Guard files said to be faxed from copy shop
CBS acknowledges increasing doubts about authenticity
WASHINGTON -- Documents allegedly written by a deceased officer that raised questions about President Bush's service with the Texas Air National Guard bore markings showing they had been faxed to CBS News from a Kinko's copy shop in Abilene, Texas, according to another former Guard officer who was shown the records by the network.
The markings provide one piece of evidence suggesting a source for the documents, whose authenticity has been hotly disputed since CBS aired them in a "60 Minutes" broadcast Sept. 8. The network has declined to name the person who provided them, saying the source was confidential, or to explain how the documents came to light after more than three decades.
There is only one Kinko's in Abilene, and it is 21 miles from the Baird, Texas, home of retired Texas National Guard officer Bill Burkett, who has been named by several news outlets as a possible source for the documents.
Robert Strong, who was one of three people interviewed by "60 minutes," said he was shown copies of the documents by CBS anchor Dan Rather and producer Mary Mapes on Sept. 5, three days before the broadcast. He said at least one of the documents bore a faxed header indicating it had been sent from a Kinko's in Abilene.
In an interview last night, CBS anchor Dan Rather acknowledged for the first time that there are serious questions about the authenticity of the documents. "If the documents are not what we were led to believe, I'd like to break that story," Rather said. "Any time I'm wrong, I want to be right out front and say, 'Folks, this is what went wrong and how it went wrong.' "
Rather spoke after interviewing the secretary to Bush's former squadron commander, who told him the memos attributed to her late boss are fake, but that they reflected the commander's belief that Bush was receiving preferential treatment to escape some of his Guard commitments.
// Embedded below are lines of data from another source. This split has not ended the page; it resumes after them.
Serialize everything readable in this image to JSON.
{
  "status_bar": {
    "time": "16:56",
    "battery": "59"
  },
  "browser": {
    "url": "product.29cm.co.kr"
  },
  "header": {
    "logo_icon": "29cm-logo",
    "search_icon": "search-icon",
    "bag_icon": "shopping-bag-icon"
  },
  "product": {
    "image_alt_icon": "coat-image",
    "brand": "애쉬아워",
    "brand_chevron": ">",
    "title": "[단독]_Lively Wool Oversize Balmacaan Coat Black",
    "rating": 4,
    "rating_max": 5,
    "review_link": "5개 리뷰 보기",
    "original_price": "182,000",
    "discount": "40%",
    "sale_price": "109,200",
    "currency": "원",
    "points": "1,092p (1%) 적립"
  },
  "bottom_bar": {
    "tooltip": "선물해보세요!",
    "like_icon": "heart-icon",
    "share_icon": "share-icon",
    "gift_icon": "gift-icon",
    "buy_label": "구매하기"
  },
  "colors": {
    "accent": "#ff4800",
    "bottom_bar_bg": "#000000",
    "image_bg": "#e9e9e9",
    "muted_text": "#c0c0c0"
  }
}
The former secretary, Marian Carr Knox, is the latest person to raise questions about the "60 Minutes" story, which Rather and top CBS officials still defend while vowing to investigate the mounting questions about whether the 30-year-old documents used in the story were part of a hoax.
And CBS News President Andrew Heyward in an interview acknowledged that there were "unresolved issues" that the network wanted "to get to the bottom of." Since the broadcast, critics have pointed to a host of unexplained problems about the memos, which bore dates from 1972 and 1973, including signs that they had been written on a computer rather than a Vietnam-era typewriter.
"I feel that we did a tremendous amount of reporting before the story went on the air or we wouldn't have put it on the air," Heyward said in an interview last night. Continued...